Line by line, return the data exactly as shown.

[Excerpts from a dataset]

»»

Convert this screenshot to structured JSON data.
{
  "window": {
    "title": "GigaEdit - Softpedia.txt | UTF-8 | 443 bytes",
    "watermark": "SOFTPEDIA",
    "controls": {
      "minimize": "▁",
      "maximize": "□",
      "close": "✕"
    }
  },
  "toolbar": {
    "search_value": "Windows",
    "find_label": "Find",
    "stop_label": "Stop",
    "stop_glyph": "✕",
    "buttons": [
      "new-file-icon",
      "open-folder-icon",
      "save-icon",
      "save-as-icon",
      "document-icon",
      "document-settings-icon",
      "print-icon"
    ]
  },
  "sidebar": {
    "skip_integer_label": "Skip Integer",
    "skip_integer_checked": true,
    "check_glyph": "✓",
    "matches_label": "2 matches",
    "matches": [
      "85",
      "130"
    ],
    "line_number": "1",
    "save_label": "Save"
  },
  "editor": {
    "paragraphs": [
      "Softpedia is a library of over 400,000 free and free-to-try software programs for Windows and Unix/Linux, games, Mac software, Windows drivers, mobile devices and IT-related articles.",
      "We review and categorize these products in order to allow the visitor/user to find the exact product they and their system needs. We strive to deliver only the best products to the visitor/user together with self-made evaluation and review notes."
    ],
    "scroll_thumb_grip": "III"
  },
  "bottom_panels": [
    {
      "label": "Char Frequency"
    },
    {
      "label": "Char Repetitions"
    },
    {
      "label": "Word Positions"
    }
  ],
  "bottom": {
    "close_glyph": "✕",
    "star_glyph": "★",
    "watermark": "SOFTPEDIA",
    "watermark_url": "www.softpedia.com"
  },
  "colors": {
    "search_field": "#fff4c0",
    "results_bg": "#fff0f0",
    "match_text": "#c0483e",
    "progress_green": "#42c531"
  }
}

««

■ **Output below**:
Convert this screenshot to structured JSON data.
{
  "window": {
    "title": "GigaEdit - Softpedia.txt | UTF-8 | 443 bytes",
    "watermark": "SOFTPEDIA",
    "controls": {
      "minimize": "▁",
      "maximize": "□",
      "close": "✕"
    }
  },
  "toolbar": {
    "search_value": "Windows",
    "find_label": "Find",
    "stop_label": "Stop",
    "stop_glyph": "✕",
    "buttons": [
      "new-file-icon",
      "open-folder-icon",
      "save-icon",
      "save-as-icon",
      "document-icon",
      "document-settings-icon",
      "print-icon"
    ]
  },
  "sidebar": {
    "skip_integer_label": "Skip Integer",
    "skip_integer_checked": true,
    "check_glyph": "✓",
    "matches_label": "2 matches",
    "matches": [
      "85",
      "130"
    ],
    "line_number": "1",
    "save_label": "Save"
  },
  "editor": {
    "paragraphs": [
      "Softpedia is a library of over 400,000 free and free-to-try software programs for Windows and Unix/Linux, games, Mac software, Windows drivers, mobile devices and IT-related articles.",
      "We review and categorize these products in order to allow the visitor/user to find the exact product they and their system needs. We strive to deliver only the best products to the visitor/user together with self-made evaluation and review notes."
    ],
    "scroll_thumb_grip": "III"
  },
  "bottom_panels": [
    {
      "label": "Char Frequency"
    },
    {
      "label": "Char Repetitions"
    },
    {
      "label": "Word Positions"
    }
  ],
  "bottom": {
    "close_glyph": "✕",
    "star_glyph": "★",
    "watermark": "SOFTPEDIA",
    "watermark_url": "www.softpedia.com"
  },
  "colors": {
    "search_field": "#fff4c0",
    "results_bg": "#fff0f0",
    "match_text": "#c0483e",
    "progress_green": "#42c531"
  }
}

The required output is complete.